* _Problem description_: Check each line of the listing for the string "változat". Copy those where it appears.

•••••

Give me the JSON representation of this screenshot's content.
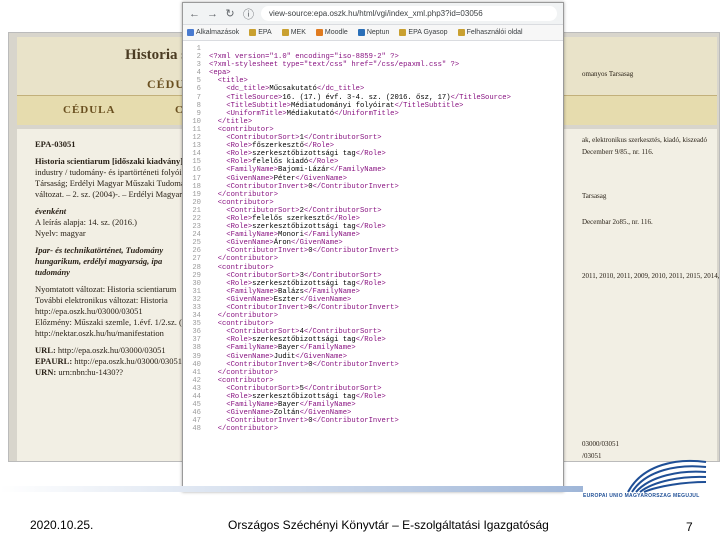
{
  "catalog": {
    "title": "Historia sc",
    "subtitle": "CÉDULA F",
    "tab_cedula": "CÉDULA",
    "tab_cim": "CIM",
    "record_id": "EPA-03051",
    "record_lines": [
      "Historia scientiarum [időszaki kiadvány]",
      "industry / tudomány- és ipartörténeti folyóirat",
      "Társaság; Erdélyi Magyar Műszaki Tudomány",
      "változat. – 2. sz. (2004)-. – Erdélyi Magyar"
    ],
    "frequency_label": "évenként",
    "description_basis": "A leírás alapja: 14. sz. (2016.)",
    "language": "Nyelv: magyar",
    "subject_lines": [
      "Ipar- és technikatörténet, Tudomány",
      "hungarikum, erdélyi magyarság, ipa",
      "tudomány"
    ],
    "print_version": "Nyomtatott változat: Historia scientiarum",
    "other_electronic": "További elektronikus változat: Historia",
    "other_url": "http://epa.oszk.hu/03000/03051",
    "predecessor": "Előzmény: Műszaki szemle, 1.évf. 1/2.sz. (1",
    "predecessor_url": "http://nektar.oszk.hu/hu/manifestation",
    "url_label": "URL:",
    "url_value": "http://epa.oszk.hu/03000/03051",
    "epaurl_label": "EPAURL:",
    "epaurl_value": "http://epa.oszk.hu/03000/03051",
    "urn_label": "URN:",
    "urn_value": "urn:nbn:hu-1430??",
    "right_snippets": [
      "omanyos Tarsasag",
      "ak, elektronikus szerkesztés, kiadó, kiszeadó",
      "Decemberr 9/85., nr. 116.",
      "Tarsasag",
      "Decembar 2o85., nr. 116.",
      "2011, 2010, 2011, 2009, 2010, 2011, 2015, 2014,",
      "03000/03051",
      "/03051"
    ]
  },
  "browser": {
    "url": "view-source:epa.oszk.hu/html/vgi/index_xml.php3?id=03056",
    "bookmarks": [
      "Alkalmazások",
      "EPA",
      "MEK",
      "Moodle",
      "Neptun",
      "EPA Gyasop",
      "Felhasználói oldal"
    ],
    "code_lines": [
      {
        "n": "1",
        "parts": [
          [
            "t",
            ""
          ]
        ]
      },
      {
        "n": "2",
        "parts": [
          [
            "m",
            "<?xml version=\"1.0\" encoding=\"iso-8859-2\" ?>"
          ]
        ]
      },
      {
        "n": "3",
        "parts": [
          [
            "m",
            "<?xml-stylesheet type=\"text/css\" href=\"/css/epaxml.css\" ?>"
          ]
        ]
      },
      {
        "n": "4",
        "parts": [
          [
            "m",
            "<epa>"
          ]
        ]
      },
      {
        "n": "5",
        "parts": [
          [
            "m",
            "  <title>"
          ]
        ]
      },
      {
        "n": "6",
        "parts": [
          [
            "m",
            "    <dc_title>"
          ],
          [
            "t",
            "Műcsakutató"
          ],
          [
            "m",
            "</dc_title>"
          ]
        ]
      },
      {
        "n": "7",
        "parts": [
          [
            "m",
            "    <TitleSource>"
          ],
          [
            "t",
            "16. (17.) évf. 3-4. sz. (2016. ősz, 17)"
          ],
          [
            "m",
            "</TitleSource>"
          ]
        ]
      },
      {
        "n": "8",
        "parts": [
          [
            "m",
            "    <TitleSubtitle>"
          ],
          [
            "t",
            "Médiatudományi folyóirat"
          ],
          [
            "m",
            "</TitleSubtitle>"
          ]
        ]
      },
      {
        "n": "9",
        "parts": [
          [
            "m",
            "    <UniformTitle>"
          ],
          [
            "t",
            "Médiakutató"
          ],
          [
            "m",
            "</UniformTitle>"
          ]
        ]
      },
      {
        "n": "10",
        "parts": [
          [
            "m",
            "  </title>"
          ]
        ]
      },
      {
        "n": "11",
        "parts": [
          [
            "m",
            "  <contributor>"
          ]
        ]
      },
      {
        "n": "12",
        "parts": [
          [
            "m",
            "    <ContributorSort>"
          ],
          [
            "t",
            "1"
          ],
          [
            "m",
            "</ContributorSort>"
          ]
        ]
      },
      {
        "n": "13",
        "parts": [
          [
            "m",
            "    <Role>"
          ],
          [
            "t",
            "főszerkesztő"
          ],
          [
            "m",
            "</Role>"
          ]
        ]
      },
      {
        "n": "14",
        "parts": [
          [
            "m",
            "    <Role>"
          ],
          [
            "t",
            "szerkesztőbizottsági tag"
          ],
          [
            "m",
            "</Role>"
          ]
        ]
      },
      {
        "n": "15",
        "parts": [
          [
            "m",
            "    <Role>"
          ],
          [
            "t",
            "felelős kiadó"
          ],
          [
            "m",
            "</Role>"
          ]
        ]
      },
      {
        "n": "16",
        "parts": [
          [
            "m",
            "    <FamilyName>"
          ],
          [
            "t",
            "Bajomi-Lázár"
          ],
          [
            "m",
            "</FamilyName>"
          ]
        ]
      },
      {
        "n": "17",
        "parts": [
          [
            "m",
            "    <GivenName>"
          ],
          [
            "t",
            "Péter"
          ],
          [
            "m",
            "</GivenName>"
          ]
        ]
      },
      {
        "n": "18",
        "parts": [
          [
            "m",
            "    <ContributorInvert>"
          ],
          [
            "t",
            "0"
          ],
          [
            "m",
            "</ContributorInvert>"
          ]
        ]
      },
      {
        "n": "19",
        "parts": [
          [
            "m",
            "  </contributor>"
          ]
        ]
      },
      {
        "n": "20",
        "parts": [
          [
            "m",
            "  <contributor>"
          ]
        ]
      },
      {
        "n": "21",
        "parts": [
          [
            "m",
            "    <ContributorSort>"
          ],
          [
            "t",
            "2"
          ],
          [
            "m",
            "</ContributorSort>"
          ]
        ]
      },
      {
        "n": "22",
        "parts": [
          [
            "m",
            "    <Role>"
          ],
          [
            "t",
            "felelős szerkesztő"
          ],
          [
            "m",
            "</Role>"
          ]
        ]
      },
      {
        "n": "23",
        "parts": [
          [
            "m",
            "    <Role>"
          ],
          [
            "t",
            "szerkesztőbizottsági tag"
          ],
          [
            "m",
            "</Role>"
          ]
        ]
      },
      {
        "n": "24",
        "parts": [
          [
            "m",
            "    <FamilyName>"
          ],
          [
            "t",
            "Monori"
          ],
          [
            "m",
            "</FamilyName>"
          ]
        ]
      },
      {
        "n": "25",
        "parts": [
          [
            "m",
            "    <GivenName>"
          ],
          [
            "t",
            "Áron"
          ],
          [
            "m",
            "</GivenName>"
          ]
        ]
      },
      {
        "n": "26",
        "parts": [
          [
            "m",
            "    <ContributorInvert>"
          ],
          [
            "t",
            "0"
          ],
          [
            "m",
            "</ContributorInvert>"
          ]
        ]
      },
      {
        "n": "27",
        "parts": [
          [
            "m",
            "  </contributor>"
          ]
        ]
      },
      {
        "n": "28",
        "parts": [
          [
            "m",
            "  <contributor>"
          ]
        ]
      },
      {
        "n": "29",
        "parts": [
          [
            "m",
            "    <ContributorSort>"
          ],
          [
            "t",
            "3"
          ],
          [
            "m",
            "</ContributorSort>"
          ]
        ]
      },
      {
        "n": "30",
        "parts": [
          [
            "m",
            "    <Role>"
          ],
          [
            "t",
            "szerkesztőbizottsági tag"
          ],
          [
            "m",
            "</Role>"
          ]
        ]
      },
      {
        "n": "31",
        "parts": [
          [
            "m",
            "    <FamilyName>"
          ],
          [
            "t",
            "Balázs"
          ],
          [
            "m",
            "</FamilyName>"
          ]
        ]
      },
      {
        "n": "32",
        "parts": [
          [
            "m",
            "    <GivenName>"
          ],
          [
            "t",
            "Eszter"
          ],
          [
            "m",
            "</GivenName>"
          ]
        ]
      },
      {
        "n": "33",
        "parts": [
          [
            "m",
            "    <ContributorInvert>"
          ],
          [
            "t",
            "0"
          ],
          [
            "m",
            "</ContributorInvert>"
          ]
        ]
      },
      {
        "n": "34",
        "parts": [
          [
            "m",
            "  </contributor>"
          ]
        ]
      },
      {
        "n": "35",
        "parts": [
          [
            "m",
            "  <contributor>"
          ]
        ]
      },
      {
        "n": "36",
        "parts": [
          [
            "m",
            "    <ContributorSort>"
          ],
          [
            "t",
            "4"
          ],
          [
            "m",
            "</ContributorSort>"
          ]
        ]
      },
      {
        "n": "37",
        "parts": [
          [
            "m",
            "    <Role>"
          ],
          [
            "t",
            "szerkesztőbizottsági tag"
          ],
          [
            "m",
            "</Role>"
          ]
        ]
      },
      {
        "n": "38",
        "parts": [
          [
            "m",
            "    <FamilyName>"
          ],
          [
            "t",
            "Bayer"
          ],
          [
            "m",
            "</FamilyName>"
          ]
        ]
      },
      {
        "n": "39",
        "parts": [
          [
            "m",
            "    <GivenName>"
          ],
          [
            "t",
            "Judit"
          ],
          [
            "m",
            "</GivenName>"
          ]
        ]
      },
      {
        "n": "40",
        "parts": [
          [
            "m",
            "    <ContributorInvert>"
          ],
          [
            "t",
            "0"
          ],
          [
            "m",
            "</ContributorInvert>"
          ]
        ]
      },
      {
        "n": "41",
        "parts": [
          [
            "m",
            "  </contributor>"
          ]
        ]
      },
      {
        "n": "42",
        "parts": [
          [
            "m",
            "  <contributor>"
          ]
        ]
      },
      {
        "n": "43",
        "parts": [
          [
            "m",
            "    <ContributorSort>"
          ],
          [
            "t",
            "5"
          ],
          [
            "m",
            "</ContributorSort>"
          ]
        ]
      },
      {
        "n": "44",
        "parts": [
          [
            "m",
            "    <Role>"
          ],
          [
            "t",
            "szerkesztőbizottsági tag"
          ],
          [
            "m",
            "</Role>"
          ]
        ]
      },
      {
        "n": "45",
        "parts": [
          [
            "m",
            "    <FamilyName>"
          ],
          [
            "t",
            "Bayer"
          ],
          [
            "m",
            "</FamilyName>"
          ]
        ]
      },
      {
        "n": "46",
        "parts": [
          [
            "m",
            "    <GivenName>"
          ],
          [
            "t",
            "Zoltán"
          ],
          [
            "m",
            "</GivenName>"
          ]
        ]
      },
      {
        "n": "47",
        "parts": [
          [
            "m",
            "    <ContributorInvert>"
          ],
          [
            "t",
            "0"
          ],
          [
            "m",
            "</ContributorInvert>"
          ]
        ]
      },
      {
        "n": "48",
        "parts": [
          [
            "m",
            "  </contributor>"
          ]
        ]
      }
    ]
  },
  "footer": {
    "date": "2020.10.25.",
    "center": "Országos Széchényi Könyvtár – E-szolgáltatási Igazgatóság",
    "page": "7",
    "logo_caption": "EUROPAI UNIO  MAGYARORSZAG MEGUJUL",
    "accent": "#1f4f96"
  }
}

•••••

* _Output below_:
      "változat. – 2. sz. (2004)-. – Erdélyi Magyar"
    "print_version": "Nyomtatott változat: Historia scientiarum",
    "other_electronic": "További elektronikus változat: Historia",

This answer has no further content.